Task prompt: With nothing added and nothing dropped, copy the entire listing.

Records shown:

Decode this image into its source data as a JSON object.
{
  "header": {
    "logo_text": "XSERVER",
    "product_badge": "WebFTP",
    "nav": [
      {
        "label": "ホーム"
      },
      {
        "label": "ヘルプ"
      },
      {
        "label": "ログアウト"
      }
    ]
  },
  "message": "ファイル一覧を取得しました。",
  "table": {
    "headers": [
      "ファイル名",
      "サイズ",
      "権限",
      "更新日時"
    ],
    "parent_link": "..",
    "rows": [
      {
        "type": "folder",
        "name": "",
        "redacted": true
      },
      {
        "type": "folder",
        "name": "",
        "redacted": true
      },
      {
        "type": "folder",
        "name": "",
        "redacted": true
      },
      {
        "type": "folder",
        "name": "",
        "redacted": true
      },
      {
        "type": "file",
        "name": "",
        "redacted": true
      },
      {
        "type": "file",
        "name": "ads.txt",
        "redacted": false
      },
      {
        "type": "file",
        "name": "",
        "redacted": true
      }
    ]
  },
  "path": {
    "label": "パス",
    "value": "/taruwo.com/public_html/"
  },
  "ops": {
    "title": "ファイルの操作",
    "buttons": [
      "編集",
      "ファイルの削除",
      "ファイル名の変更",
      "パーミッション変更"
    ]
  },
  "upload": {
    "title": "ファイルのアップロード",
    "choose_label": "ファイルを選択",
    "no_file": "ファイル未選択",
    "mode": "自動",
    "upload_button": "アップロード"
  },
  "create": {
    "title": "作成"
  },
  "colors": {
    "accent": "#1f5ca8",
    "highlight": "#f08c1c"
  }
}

Final answer:
Decode this image into its source data as a JSON object.
{
  "header": {
    "logo_text": "XSERVER",
    "product_badge": "WebFTP",
    "nav": [
      {
        "label": "ホーム"
      },
      {
        "label": "ヘルプ"
      },
      {
        "label": "ログアウト"
      }
    ]
  },
  "message": "ファイル一覧を取得しました。",
  "table": {
    "headers": [
      "ファイル名",
      "サイズ",
      "権限",
      "更新日時"
    ],
    "parent_link": "..",
    "rows": [
      {
        "type": "folder",
        "name": "",
        "redacted": true
      },
      {
        "type": "folder",
        "name": "",
        "redacted": true
      },
      {
        "type": "folder",
        "name": "",
        "redacted": true
      },
      {
        "type": "folder",
        "name": "",
        "redacted": true
      },
      {
        "type": "file",
        "name": "",
        "redacted": true
      },
      {
        "type": "file",
        "name": "ads.txt",
        "redacted": false
      },
      {
        "type": "file",
        "name": "",
        "redacted": true
      }
    ]
  },
  "path": {
    "label": "パス",
    "value": "/taruwo.com/public_html/"
  },
  "ops": {
    "title": "ファイルの操作",
    "buttons": [
      "編集",
      "ファイルの削除",
      "ファイル名の変更",
      "パーミッション変更"
    ]
  },
  "upload": {
    "title": "ファイルのアップロード",
    "choose_label": "ファイルを選択",
    "no_file": "ファイル未選択",
    "mode": "自動",
    "upload_button": "アップロード"
  },
  "create": {
    "title": "作成"
  },
  "colors": {
    "accent": "#1f5ca8",
    "highlight": "#f08c1c"
  }
}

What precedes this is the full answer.